Finally. Most Utahns are preparing to leave the city.
More than 2 in 3 plan to travel in the near future, and most will head beyond the borders of the hive state, according to a new Deseret News / Hinckley Institute of Politics poll.
The results come as Utah adds more than 1.4 million doses of adult arms vaccine across the state.
They are an indicator that people are becoming more optimistic about the end of the pandemic, said Scott Rasmussen, the independent pollster who conducted the survey of 1,000 registered voters in Utah in the last week of March. The survey has a margin of error of about 3.1 percentage points.
“The general message here is that people are fed up with the pandemic,” Rasmussen told Deseret News. “They see the end is in sight.”
Those traveling through the interior of the state can finally go visit a loved one, Rasmussen noted, and plan more to leave Utah by car than by plane.
“So it’s not like everyone is leaving the airport,” he said.
However, he noted, the data collected by the Transportation Security Administration points to rising travel rates.
More than 1.5 million people went to airport security checks on Thursday. The figure is still well below the more than 2 million that were broadcast daily in 2019, but much higher than when the pandemic first took over the country.
On April 1, 2020, the TSA examined only 124,021 passengers.
Sarah Franklin is one of those planning to leave Salt Lake City International Airport later this month. He will travel to the Dominican Republic to help build a family home in the nation where many of those who were already scratching to pass have lost their jobs in the tourism-dominated economy.
Franklin, a research scientist at the University of Utah, is also the founder of the nonprofit Hope Humanitarian. In March 2020, the group’s trip to Colombia, where she and other people coordinated medical care for refugees, dwindled amid global outbreaks of COVID-19. After more than a year, the next trip will allow her and other people to help people with the same vulnerability again in person.
Traffic congestion is seen looking north on I-15 from North 400 overpass to Bountiful on April 21, 2005. Ravell Call, Deseret News
“It was hard for us not to be on the ground, but we continued to fund projects with our partner organizations,” Franklin said.
And plan to take precautions to help volunteers stay safe, as well as anyone they interact with. Masks are essential and your group plans to test COVID-19 both before and before your return.
“I think it’s very important to travel responsibly,” Franklin said.
The Deseret News / Hinckley Institute of Politics survey found that more women say no to traveling: 22%, compared to 16% of men.
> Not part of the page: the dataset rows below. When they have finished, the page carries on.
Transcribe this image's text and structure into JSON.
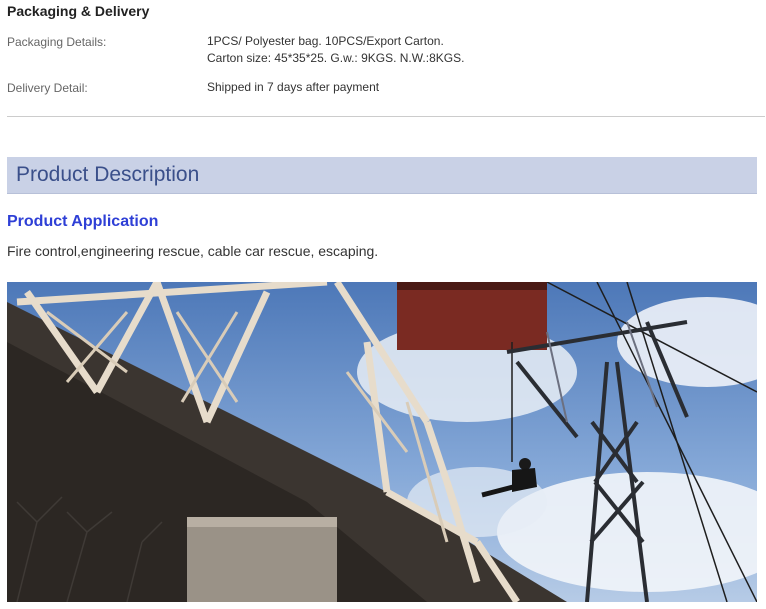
{
  "packaging": {
    "title": "Packaging & Delivery",
    "rows": [
      {
        "label": "Packaging Details:",
        "lines": [
          "1PCS/ Polyester bag. 10PCS/Export Carton.",
          "Carton size: 45*35*25. G.w.: 9KGS. N.W.:8KGS."
        ]
      },
      {
        "label": "Delivery Detail:",
        "lines": [
          "Shipped in 7 days after payment"
        ]
      }
    ]
  },
  "description": {
    "header": "Product Description",
    "application_title": "Product Application",
    "application_text": "Fire control,engineering rescue, cable car rescue, escaping."
  },
  "colors": {
    "band": "#c9d1e6",
    "header_text": "#3a4f8a",
    "application_title": "#2e3fd6"
  }
}
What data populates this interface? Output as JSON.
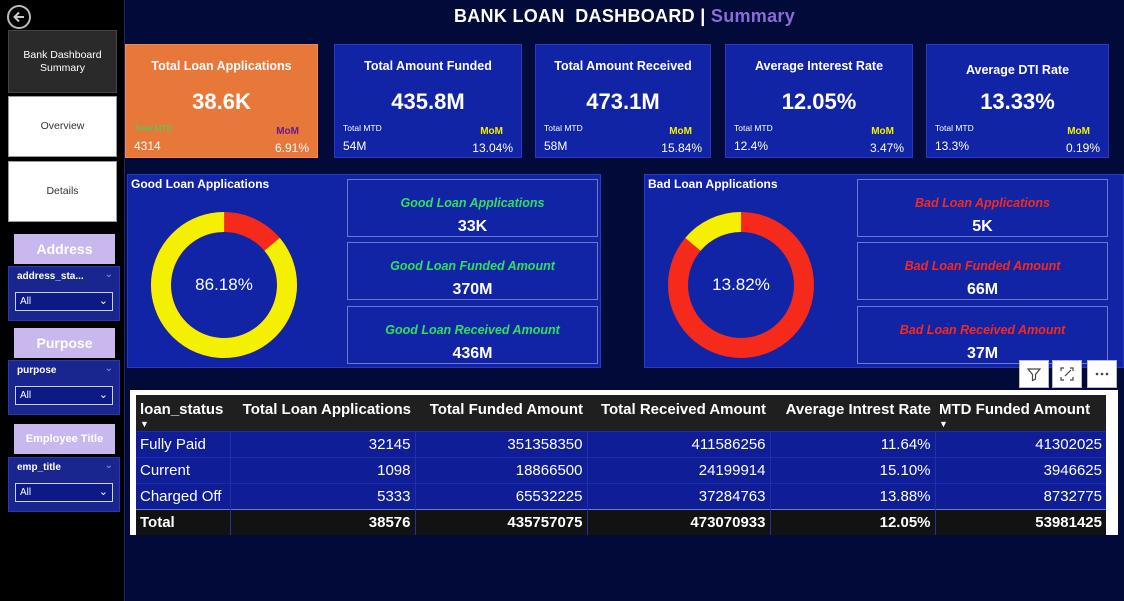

He was asked if a person plans to travel in the near future, but did not specify a specific time period.
The Centers for Disease Control and Prevention on Friday withdrew some guidelines for travelers if they are completely vaccinated.
Leaving the city is not risky for them, as long as they take precautions such as wearing a mask, but the CDC still recommends that potential tourists stay home as the number of cases rises nationwide and worldwide. .
For those with international travel plans, they will not have to take a test before boarding the plane, unless the country they are visiting requires one. Nor will they have to quarantine once they are home.
Dr. Eddie Stenehje, with Intermountain Healthcare, urged Utahns at a press conference Friday to make sure they are fully vaccinated before boarding a plane. He also recommended that they take shots even if they visit different places in the state, such as the red rock views of Utah National Parks.
“The last thing you want to do is go down with COVID-19 on your vacation,” he said. “You just have to think of this as travel insurance.”
Stenehje noted that most airlines no longer keep a central row empty. With the exception of Delta, there are now many carriers flying with full planes. And the middle seats of Delta flights will be refilled from May 1st.
Salt Lake travel agent Amy Cunningham said she receives calls from travelers in two categories. The first group celebrates the vaccine and is now ready to venture out of state.
The other group has no plans to get the vaccine, or is waiting to do so, and is looking for destinations that do not require inoculation of visitors or that have few rules. Many of the second group have booked trips to destinations in Mexico.
“They’re seeing places where they can go with little or no restrictions,” he said.
Cunningham said she hopes it will be a while before she and other travel agents return to normal. But an increase in traffic over the past few weeks has helped propel the business a little closer to a typical spring.
“We are excited about the resuscitation of the industry,” Cunningham said. “We’re excited that people want to go there.”